predictions will inevitably be 0. So we need consider only those cases where ​f makes a firm
prediction (i.e. ‘​0​’ or ‘​1​’; not ‘​suspend judgment​’).
Let ​K be a ​k-length initial subsequence for which ​f makes a firm prediction about the bit in
position ​k+1. Specifically, suppose that ​f predicts that 1 will be in position ​k+1.
​ ​n – ​k unknown bits
S: ​0 1 … 0 0 ​1​ ? ? … ? ?​ :​S
k known bits

Consider the full sequences that begin with ​K and for which the prediction is correct. These are
the sequences that begin with ​K and have 1 in position ​k + 1. There are 2​n – (​k + 1)​ of these
sequences, since there are 2​n – (​k + 1)​ ways that this sequence could terminate. But there are also
exactly 2​n – (​k + 1)​ sequences beginning with ​K where 1 is ​not in position ​k+1. (For these sequences,
0 is in position ​k + 1 instead.)
So the number of possible sequences that make the prediction correct is equal to the number
that make it incorrect. Given indifference, the probability of a correct prediction and the
probability of an incorrect prediction both equal .5, which makes the expected contribution of
this prediction 0.
Of course, the same reasoning applies if ​f’s prediction had been 0 instead of 1. Indeed, the
reasoning generalizes to all of ​f’s predictions. So the expected contribution of every prediction is
0. It follows immediately that ​f’s expected accuracy is 0. The upshot is that ​if indifference is

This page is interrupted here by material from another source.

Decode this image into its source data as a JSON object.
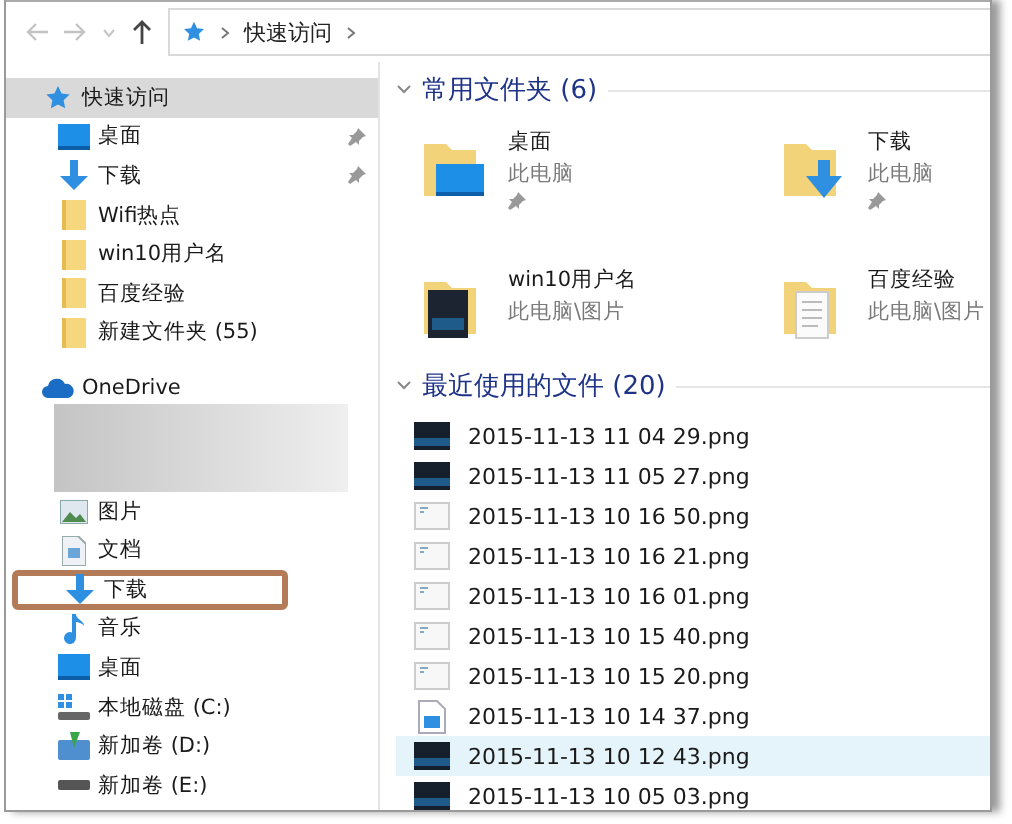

assumed, then there is absolutely no method, inductive or otherwise, for predicting the unseen